Exercise -
Lift every line from the entries that includes the word "JSON".

Data provided -
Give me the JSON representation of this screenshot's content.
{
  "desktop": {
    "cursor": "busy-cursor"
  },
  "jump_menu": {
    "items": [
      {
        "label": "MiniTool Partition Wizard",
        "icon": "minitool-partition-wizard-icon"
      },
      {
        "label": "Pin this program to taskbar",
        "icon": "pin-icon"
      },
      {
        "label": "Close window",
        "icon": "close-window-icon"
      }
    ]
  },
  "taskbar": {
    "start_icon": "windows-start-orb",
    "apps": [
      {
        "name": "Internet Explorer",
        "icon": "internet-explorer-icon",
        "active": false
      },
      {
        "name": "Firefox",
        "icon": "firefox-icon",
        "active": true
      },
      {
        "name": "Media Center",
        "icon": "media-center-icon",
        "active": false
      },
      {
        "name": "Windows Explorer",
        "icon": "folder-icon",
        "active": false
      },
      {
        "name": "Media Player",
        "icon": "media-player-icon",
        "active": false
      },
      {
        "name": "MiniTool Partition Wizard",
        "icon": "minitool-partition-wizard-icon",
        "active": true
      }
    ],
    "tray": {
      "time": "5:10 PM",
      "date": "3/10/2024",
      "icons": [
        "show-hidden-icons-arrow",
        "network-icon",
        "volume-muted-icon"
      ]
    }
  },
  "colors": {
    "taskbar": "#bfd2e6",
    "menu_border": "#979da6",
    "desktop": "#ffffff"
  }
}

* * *

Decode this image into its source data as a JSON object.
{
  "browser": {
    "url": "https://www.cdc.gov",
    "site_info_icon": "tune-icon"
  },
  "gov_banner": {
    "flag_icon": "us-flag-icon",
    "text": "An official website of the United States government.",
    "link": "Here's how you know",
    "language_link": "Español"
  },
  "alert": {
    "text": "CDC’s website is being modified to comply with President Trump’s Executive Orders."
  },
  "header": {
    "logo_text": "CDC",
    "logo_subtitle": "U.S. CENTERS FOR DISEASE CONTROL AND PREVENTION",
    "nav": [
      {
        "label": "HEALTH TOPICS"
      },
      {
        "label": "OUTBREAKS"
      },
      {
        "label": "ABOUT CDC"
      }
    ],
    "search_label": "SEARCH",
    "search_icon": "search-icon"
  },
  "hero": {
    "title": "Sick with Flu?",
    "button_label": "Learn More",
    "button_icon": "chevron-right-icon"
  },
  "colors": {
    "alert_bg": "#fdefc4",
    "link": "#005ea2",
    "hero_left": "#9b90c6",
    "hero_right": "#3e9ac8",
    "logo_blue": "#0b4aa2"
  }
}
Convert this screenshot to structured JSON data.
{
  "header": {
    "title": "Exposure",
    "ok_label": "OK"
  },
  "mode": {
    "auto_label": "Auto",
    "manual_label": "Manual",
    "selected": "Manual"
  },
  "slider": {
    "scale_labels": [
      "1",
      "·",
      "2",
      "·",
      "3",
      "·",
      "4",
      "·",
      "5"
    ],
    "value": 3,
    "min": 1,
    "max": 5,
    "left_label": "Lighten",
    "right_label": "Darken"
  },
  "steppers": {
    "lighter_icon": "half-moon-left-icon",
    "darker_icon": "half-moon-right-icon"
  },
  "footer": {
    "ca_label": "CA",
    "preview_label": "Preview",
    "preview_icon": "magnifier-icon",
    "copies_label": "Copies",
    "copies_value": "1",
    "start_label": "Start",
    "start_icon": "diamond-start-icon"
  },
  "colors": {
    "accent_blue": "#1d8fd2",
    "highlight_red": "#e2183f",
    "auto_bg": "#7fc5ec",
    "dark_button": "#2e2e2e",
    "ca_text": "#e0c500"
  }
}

Answer section -
Give me the JSON representation of this screenshot's content.
Decode this image into its source data as a JSON object.
Convert this screenshot to structured JSON data.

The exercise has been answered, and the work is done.